Gil Meche, who was limited to just 23 starts last season due to a lower back injury and shoulder fatigue, left Monday’s start against the White Sox after three innings due to a stiff right shoulder.
Meche did his best to downplay the situation after the game, but what he told Dick Kaegel of MLB.com didn’t sound particularly optimistic:
“They checked me out, the shoulder’s strong but the tightness is there. I
don’t feel real strong when I’m pitching,” he said.
“So I just kept working through it and after the third inning, it was
like well, I’ve had enough. I didn’t want to keep going, I felt like I
was getting stiffer in a way, I’m not throwing any good pitches. Just
take it easy on this one and then see what happens my next one.”
Meche, 31, was 6-10 with a 5.09 ERA and 1.57 WHIP last season. Signed to a five-year, $55 million contract in December of 2006, he is set to earn $24 million over the next two seasons.
Athletics southpaw Sean Manaea delivered his first career no-hitter against the Red Sox in a decisive 3-0 victory on Saturday night. Any thought of a perfect game was banished in the first at-bat, when Mookie Betts drew a leadoff six-pitch walk to open the first inning. From there, Manaea was nearly flawless, holding the Sox to four total baserunners and striking out 10 of 30 batters faced — a career record.

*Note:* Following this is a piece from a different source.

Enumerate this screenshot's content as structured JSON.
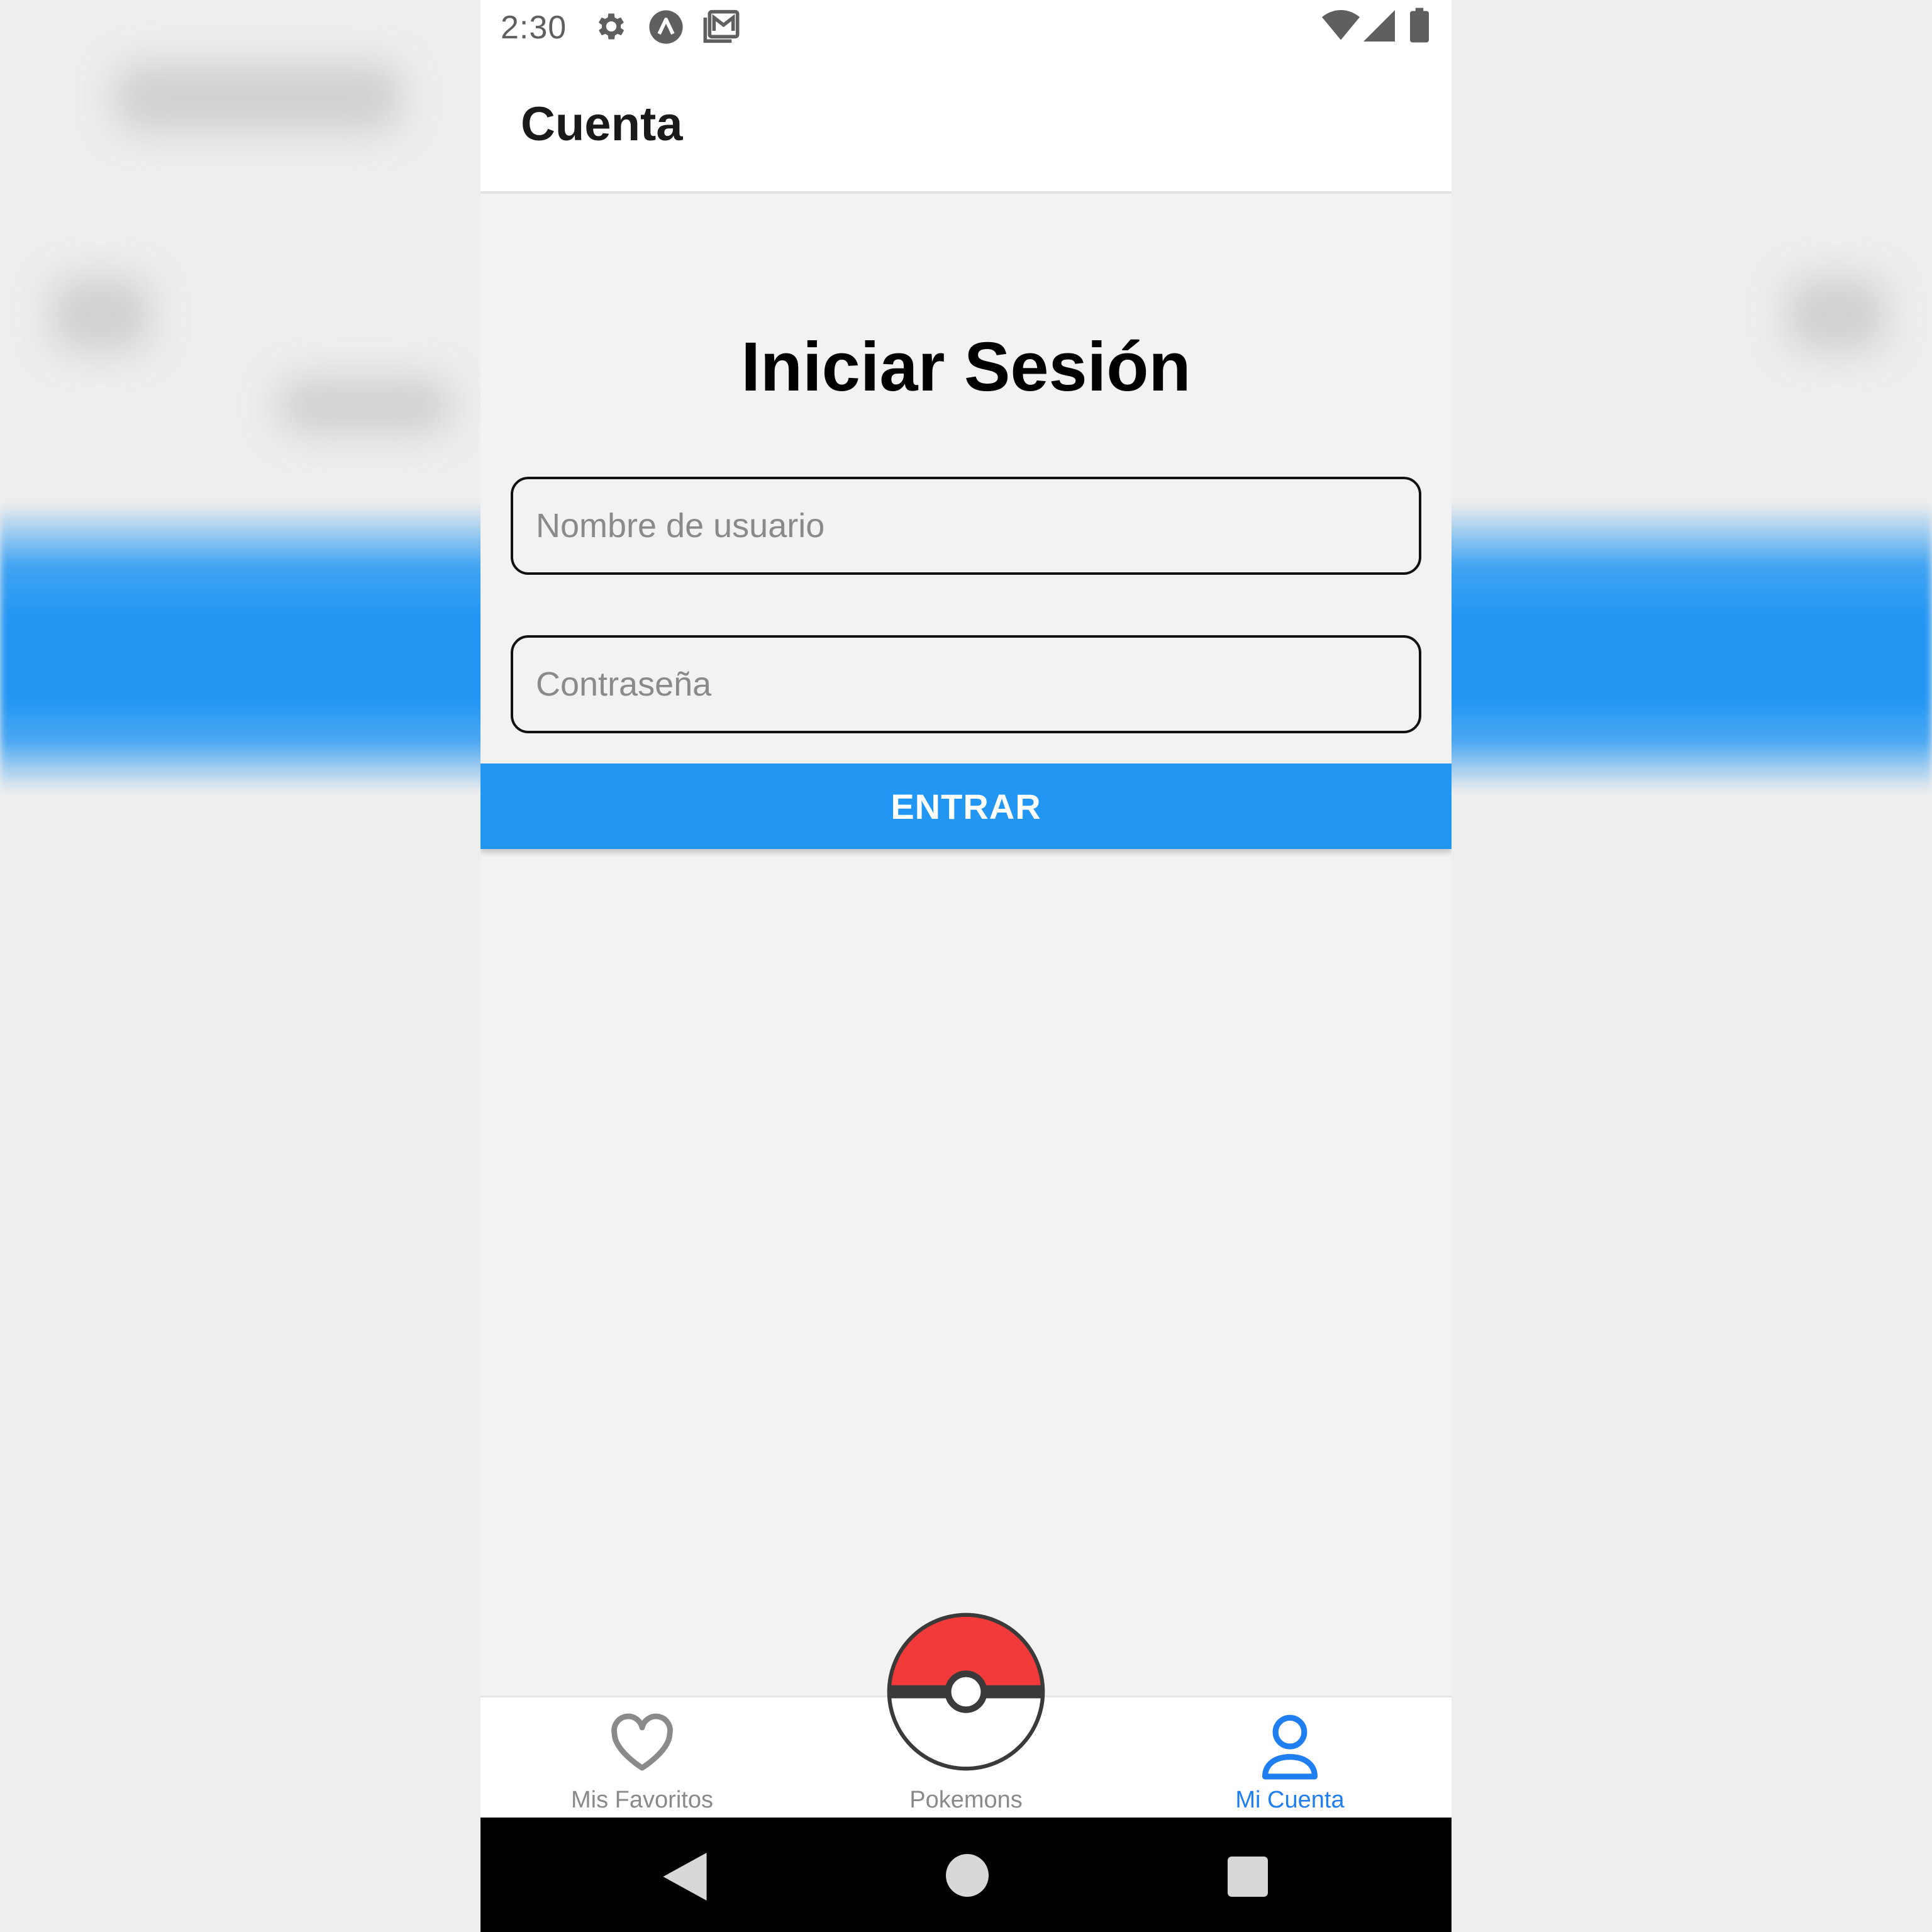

Manaea was gifted a three-run lead thanks to RBI doubles from Jed Lowrie and Stephen Piscotty and Marcus Semien‘s solo shot off of Chris Sale in the fifth inning. While the Red Sox managed to draw two walks off of Manaea, they didn’t come anywhere close to plating a run. Andrew Benintendi tried to break up the no-no in the sixth inning with an infield hit down the first base line, but strayed out of bounds and later saw his hit reversed on a call of batter interference.
Entering the ninth inning, the 26-year-old lefty was sitting at just 95 pitches through eight frames of no-hit ball. He quickly deposed Blake Swihart and Mookie Betts with a groundout and fly out, then walked Benintendi on seven pitches. Any threat the Red Sox might have posed was soon eliminated, however, as Hanley Ramirez ground into a force out to complete the no-hitter.
Manaea is the first A’s pitcher to toss a no-no since Dallas Braden’s perfect game against the Rays eight years ago. The last time the Red Sox were on the losing end of a no-hitter was also against an AL West rival, when the Mariners’ Chris Bosio clinched a 2-0 no-no on April 22, 1993. Manaea’s feat is even more outstanding given how dominant the Red Sox have looked this season: prior to Saturday’s defeat, they boasted a 17-2 record and had yet to be shut out during the regular season.